The prospective issue, however, is not about assigning culpability for past adversity, but learning from it, and developing a systematic plan to best enable individual and group success.
Prior to last season, I projected that the prospects for the team would most correlate to the efficiency of the Kings two highest usage players, Tyreke and DeMarcus. One player delivered (21.7 PER). The other, not nearly as much (16.5 PER). The glue turned out to be pudding, and the team lost 44 times.
Yet talent must be nurtured, until its no longer worth the time and effort. Entering the league at 19 years of age, playing (mostly) the most difficult position in the NBA, smooth waters have given way to choppy conditions.

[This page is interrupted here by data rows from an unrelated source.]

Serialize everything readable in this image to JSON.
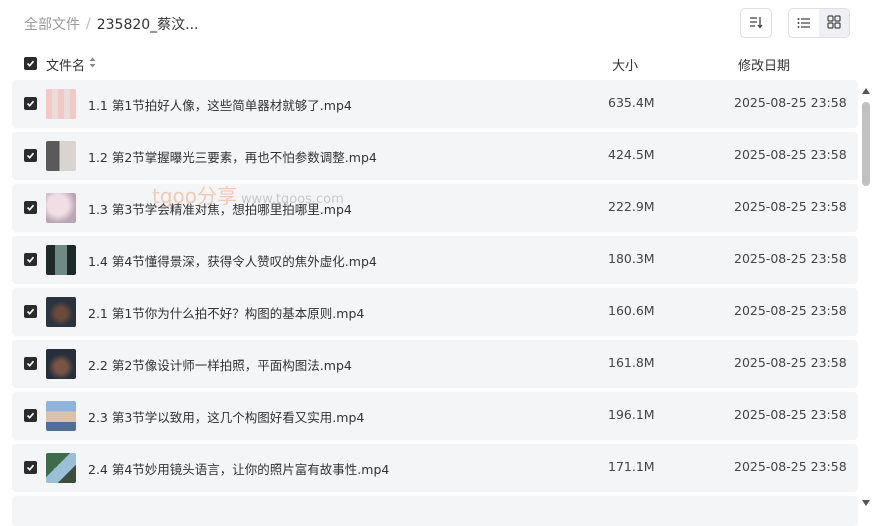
{
  "breadcrumb": {
    "root": "全部文件",
    "separator": "/",
    "current": "235820_蔡汶..."
  },
  "columns": {
    "name": "文件名",
    "size": "大小",
    "modified": "修改日期"
  },
  "watermark": {
    "brand": "tgoo分享",
    "url": "www.tgoos.com"
  },
  "files": [
    {
      "name": "1.1 第1节拍好人像，这些简单器材就够了.mp4",
      "size": "635.4M",
      "modified": "2025-08-25 23:58"
    },
    {
      "name": "1.2 第2节掌握曝光三要素，再也不怕参数调整.mp4",
      "size": "424.5M",
      "modified": "2025-08-25 23:58"
    },
    {
      "name": "1.3 第3节学会精准对焦，想拍哪里拍哪里.mp4",
      "size": "222.9M",
      "modified": "2025-08-25 23:58"
    },
    {
      "name": "1.4 第4节懂得景深，获得令人赞叹的焦外虚化.mp4",
      "size": "180.3M",
      "modified": "2025-08-25 23:58"
    },
    {
      "name": "2.1 第1节你为什么拍不好？构图的基本原则.mp4",
      "size": "160.6M",
      "modified": "2025-08-25 23:58"
    },
    {
      "name": "2.2 第2节像设计师一样拍照，平面构图法.mp4",
      "size": "161.8M",
      "modified": "2025-08-25 23:58"
    },
    {
      "name": "2.3 第3节学以致用，这几个构图好看又实用.mp4",
      "size": "196.1M",
      "modified": "2025-08-25 23:58"
    },
    {
      "name": "2.4 第4节妙用镜头语言，让你的照片富有故事性.mp4",
      "size": "171.1M",
      "modified": "2025-08-25 23:58"
    }
  ]
}
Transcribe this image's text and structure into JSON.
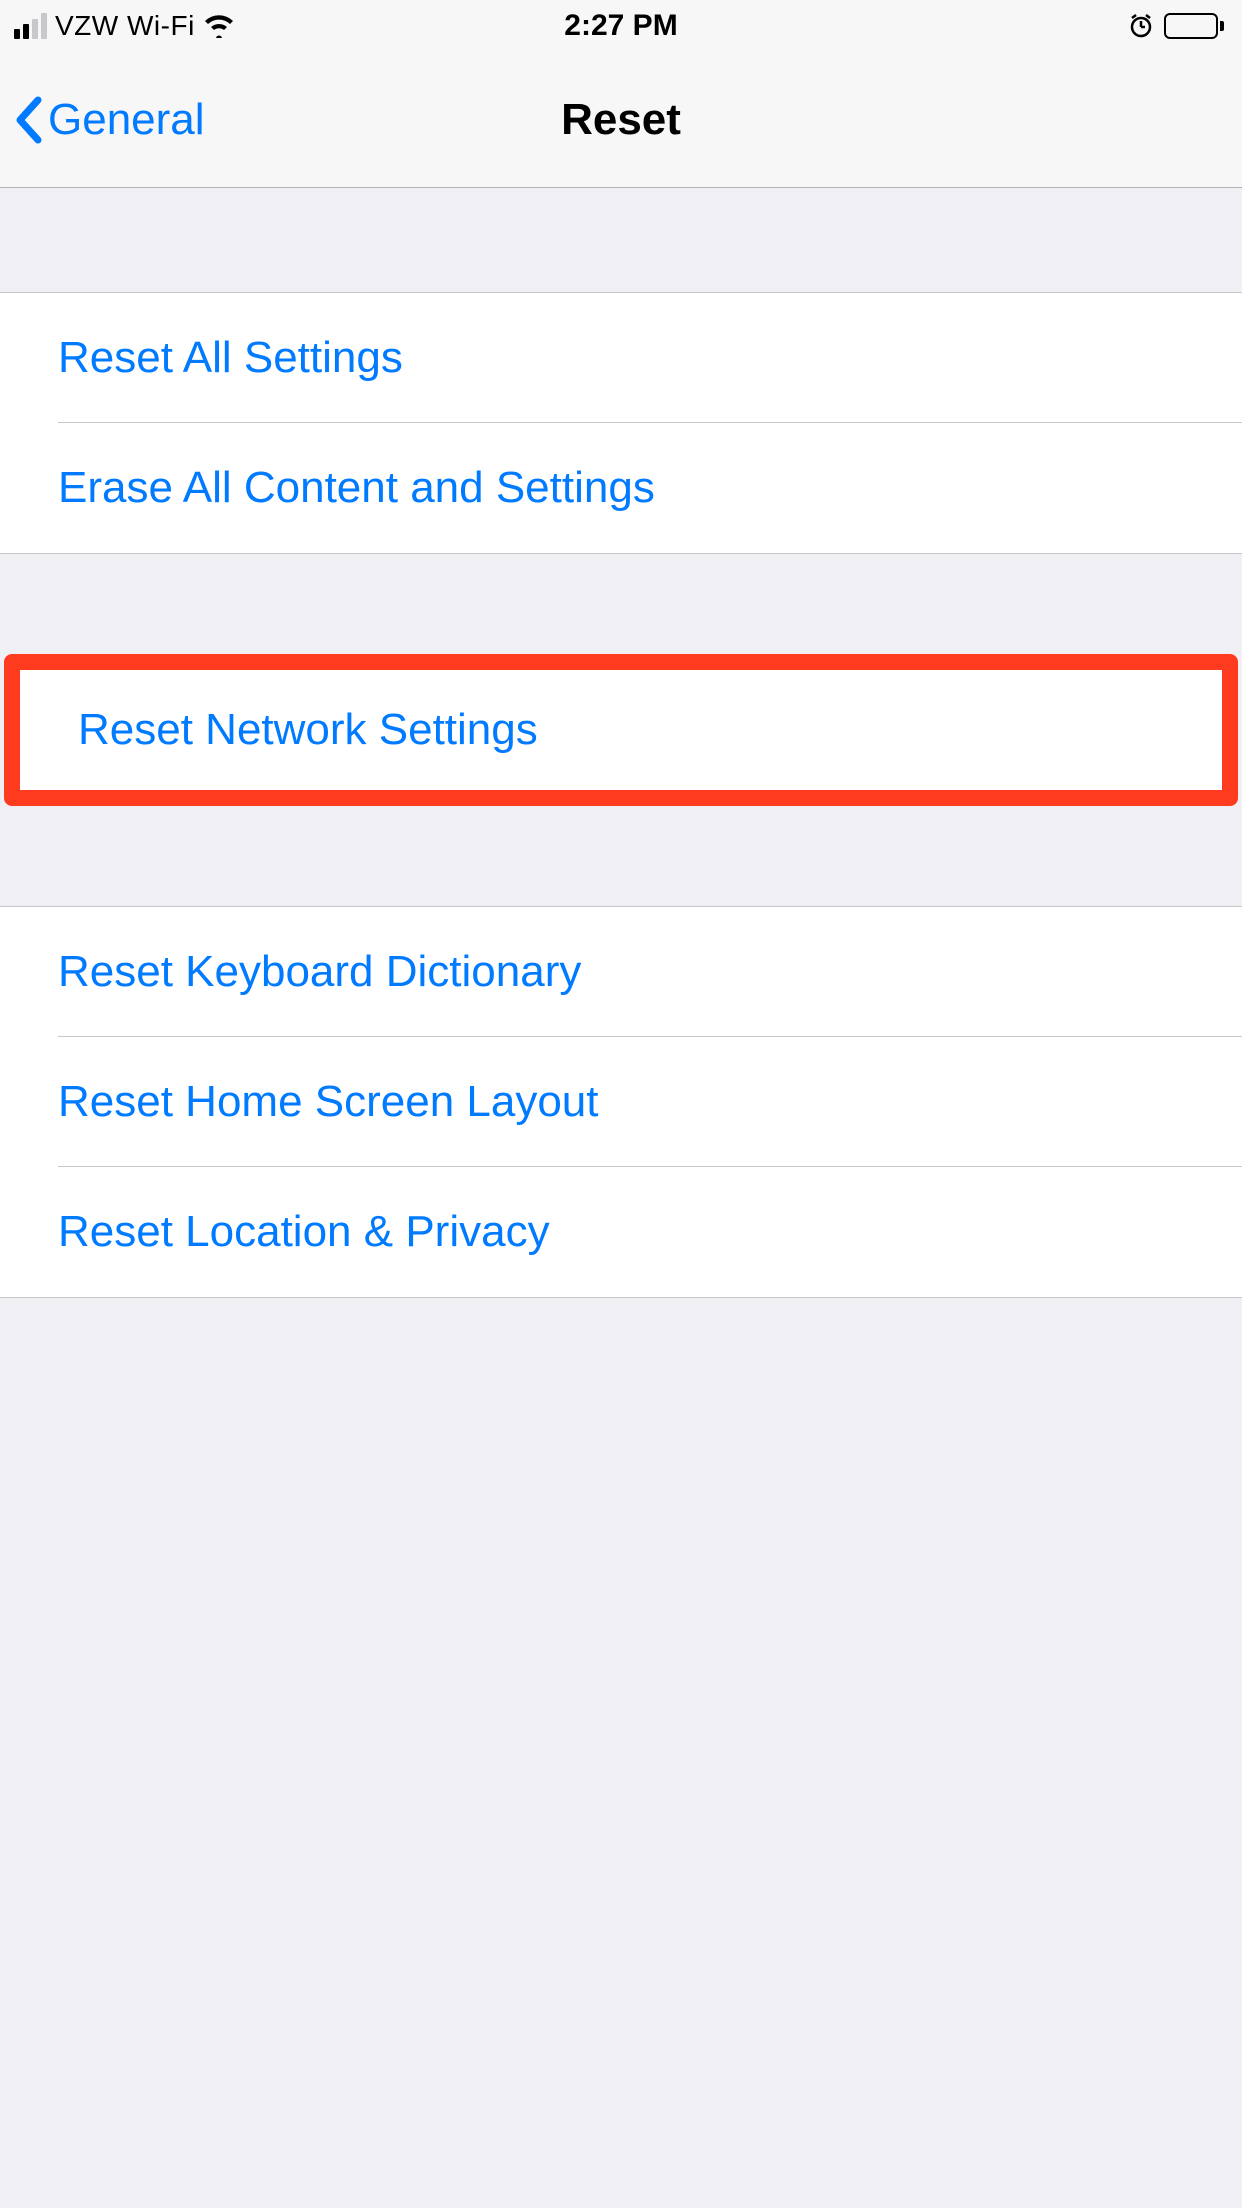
{
  "status": {
    "carrier": "VZW Wi-Fi",
    "time": "2:27 PM"
  },
  "nav": {
    "back": "General",
    "title": "Reset"
  },
  "group1": {
    "items": [
      {
        "label": "Reset All Settings"
      },
      {
        "label": "Erase All Content and Settings"
      }
    ]
  },
  "group2": {
    "items": [
      {
        "label": "Reset Network Settings"
      }
    ]
  },
  "group3": {
    "items": [
      {
        "label": "Reset Keyboard Dictionary"
      },
      {
        "label": "Reset Home Screen Layout"
      },
      {
        "label": "Reset Location & Privacy"
      }
    ]
  }
}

Now is the time to adjust the sails, not abandon the ship.
Given his backcourt competition and own recent performance, a super sub role for Tyreke is most appropriate, feasting on diminutive guards, winded front-lines and slow-footed second stringers, until a higher usage rate can be justified.
In other words, attack relentlessly against inferior opponents. Find any semblance of mid-range game. Return to your aggressive foul drawing ways as a rookie. Own the second quarter. Make a statement early, and you’ll be back for crunch time.
The S.S.S.I. (Small Sample Size Institute) approves of this recommendation, as Tyreke averaged 19 points on 61% shooting in 26 minutes as a non-starter over 2 games.
Additionally, the mindset and plan of attack by Manu Ginobli, James Harden and Jason Terry would need to be adopted and embraced by Tyreke to enable optimal results, and it seems like a natural transition well-suited to his emotional makeup, and current level of skill.
Coach Smart can make four choices regarding Tyreke once training camp breaks, and the ball is tipped for real. Three of the four choices would be imprudent and inappropriate, inhibiting the best potential for early season synergy.
The best choice, the clear choice, is not an anti-Tyreke endorsement. It is not a vote of non-confidence of a former ROY. It’s a logical decision to further establish a viable and accountable culture that places team goals first, while maximizing the potential for each player to thrive.
In his brief tenure, Coach Smart has not disappointed. For the sake of the team, his own future, and the rejuvenation of an All-Star talent, here’s hoping he chooses wisely once the NBA returns.